If I were hungry, I would not tell you, for the world and its fullness are mine. (Psalm 50:12)

What does it mean to say to God, “We are here for you”?

Whether we’re talking about why we’ve gathered for corporate worship, or why we were created and are here on this earth, there is a right and biblical thing to mean when we say we are “here for you,” and there is something profoundly wrong and dangerous.

Beware Serving God

Let’s start with what we don’t mean. When we say, “We are here for you,” we do not mean that we are here to fill some need in God. We are not here, whether in corporate worship or on this planet, to fill up something that is lacking in God. He has no needs. All things are from him and through him and to him (Romans 11:36). He says in Psalm 50:10–12,

Every beast of the forest is mine,

the cattle on a thousand hills.

I know all the birds of the hills,

and all that moves in the field is mine.

If I were hungry, I would not tell you,

for the world and its fullness are mine.

Everything that exists is God’s. He made us. And all the universe, and everything in it. There is no need in him that we can fill with our relatively petty efforts and resources. As Paul says in Acts 17:25, God is not “served by human hands, as though he needed anything, since he himself gives to all mankind life and breath and everything.” Even the Son of God, when he took on humanity and came among us, he himself says that he “came not to be served but to serve, and to give his life as a ransom for many” (Mark 10:45).

We are not here to serve God or provide for any need he has. What then does it mean when say, “We are here for you”?

Here to Get More of God

The answer is clear in Mark 10:45, but let’s go back to Psalm 50 to see it there first. Just two verses later than the section we looked at above, God says,

Call upon me in the day of trouble;

I will deliver you, and you shall glorify me.

In other words, here’s what you bring to God: your need. In the day of trouble, when you need help, call out to God, he will deliver you, and you will glorify him. Don’t come to meet God’s need; he has none. Come to have your needs met. Don’t come to fill God’s lack; he has no lack. Rather bring your lack, and let him fill it.

So when we say, “We are here for you,” what we mean is that we are here to get more of God. We are here to have him. We come hungering for him. We are thirsty for more of him. We are the ones with the lack and need, and in worship we come to feast on God.

Not to Serve, But Be Served

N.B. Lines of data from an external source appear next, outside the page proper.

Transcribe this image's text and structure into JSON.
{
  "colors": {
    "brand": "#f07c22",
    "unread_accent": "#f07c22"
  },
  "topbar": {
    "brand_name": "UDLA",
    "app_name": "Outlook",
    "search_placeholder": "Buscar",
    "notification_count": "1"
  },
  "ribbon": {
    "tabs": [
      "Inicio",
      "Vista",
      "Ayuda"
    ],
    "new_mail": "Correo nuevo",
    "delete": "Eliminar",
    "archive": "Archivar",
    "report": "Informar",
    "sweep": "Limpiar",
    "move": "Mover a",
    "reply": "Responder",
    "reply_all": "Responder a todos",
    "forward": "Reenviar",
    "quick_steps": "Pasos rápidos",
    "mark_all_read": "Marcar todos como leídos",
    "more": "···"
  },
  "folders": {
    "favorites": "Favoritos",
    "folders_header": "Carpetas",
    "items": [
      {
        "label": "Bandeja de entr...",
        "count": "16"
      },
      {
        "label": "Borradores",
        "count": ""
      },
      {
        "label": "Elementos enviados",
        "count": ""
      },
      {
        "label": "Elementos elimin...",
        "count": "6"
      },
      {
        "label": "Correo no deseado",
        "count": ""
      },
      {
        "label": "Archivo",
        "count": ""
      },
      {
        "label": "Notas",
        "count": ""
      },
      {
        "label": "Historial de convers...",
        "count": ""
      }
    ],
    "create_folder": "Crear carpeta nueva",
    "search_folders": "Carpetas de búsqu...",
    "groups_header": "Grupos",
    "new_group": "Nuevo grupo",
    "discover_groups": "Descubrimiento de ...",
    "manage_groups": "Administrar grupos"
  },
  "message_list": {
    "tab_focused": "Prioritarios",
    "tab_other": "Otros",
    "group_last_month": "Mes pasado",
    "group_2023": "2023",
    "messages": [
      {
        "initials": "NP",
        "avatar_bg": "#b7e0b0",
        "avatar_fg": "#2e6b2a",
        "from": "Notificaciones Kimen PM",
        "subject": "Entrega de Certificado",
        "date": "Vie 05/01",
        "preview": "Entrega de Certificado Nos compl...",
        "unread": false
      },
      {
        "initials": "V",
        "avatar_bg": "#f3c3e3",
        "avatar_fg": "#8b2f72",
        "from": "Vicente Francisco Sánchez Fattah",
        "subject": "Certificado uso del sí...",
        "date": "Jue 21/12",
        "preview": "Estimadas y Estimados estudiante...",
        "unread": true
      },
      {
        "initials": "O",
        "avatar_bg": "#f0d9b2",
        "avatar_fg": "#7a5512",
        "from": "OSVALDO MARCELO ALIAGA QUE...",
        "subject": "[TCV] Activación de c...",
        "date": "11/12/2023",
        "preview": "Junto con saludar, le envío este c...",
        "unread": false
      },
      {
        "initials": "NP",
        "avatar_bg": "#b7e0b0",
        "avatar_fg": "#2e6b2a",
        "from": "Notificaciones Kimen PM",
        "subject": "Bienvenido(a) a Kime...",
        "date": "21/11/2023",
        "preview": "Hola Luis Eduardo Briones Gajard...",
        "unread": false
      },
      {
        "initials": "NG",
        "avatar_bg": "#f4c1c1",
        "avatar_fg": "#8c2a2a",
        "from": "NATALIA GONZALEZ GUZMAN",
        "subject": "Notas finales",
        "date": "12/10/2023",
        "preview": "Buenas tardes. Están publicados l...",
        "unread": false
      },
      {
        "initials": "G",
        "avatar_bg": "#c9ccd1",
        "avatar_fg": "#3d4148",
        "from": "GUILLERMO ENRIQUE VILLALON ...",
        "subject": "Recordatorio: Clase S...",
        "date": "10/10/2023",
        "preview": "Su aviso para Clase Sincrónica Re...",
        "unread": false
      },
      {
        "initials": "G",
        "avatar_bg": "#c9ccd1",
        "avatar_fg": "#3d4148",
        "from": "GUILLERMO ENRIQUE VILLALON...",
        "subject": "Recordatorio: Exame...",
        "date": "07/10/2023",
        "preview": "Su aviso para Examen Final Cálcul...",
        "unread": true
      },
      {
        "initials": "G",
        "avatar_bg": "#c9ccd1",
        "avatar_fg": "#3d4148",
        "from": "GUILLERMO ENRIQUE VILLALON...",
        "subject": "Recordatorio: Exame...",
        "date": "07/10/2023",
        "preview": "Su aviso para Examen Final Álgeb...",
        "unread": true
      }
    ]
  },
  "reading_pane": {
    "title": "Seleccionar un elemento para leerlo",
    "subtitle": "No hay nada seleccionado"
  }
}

Our hearts are empty, and we’re asking him to fill them. He is our one desire, and none can satisfy our souls like he can. We’re the ones who are desperate. We need his word to move in power. We need what’s dead in us to come to life because of him.

And so as we ask him to shed his favor on our gathering, and manifest his presence among us, we do indeed welcome him with praise — not praise rendered dutifully to an insecure God needing our sad affirmation, but praise given joyfully to a God who is utterly worthy and who satisfies our hearts with his happy fullness.

Jesus came not to be served, but to serve, and so we come now in worship not to serve him, but to be served by him who in his fullness can fill our empty souls forever.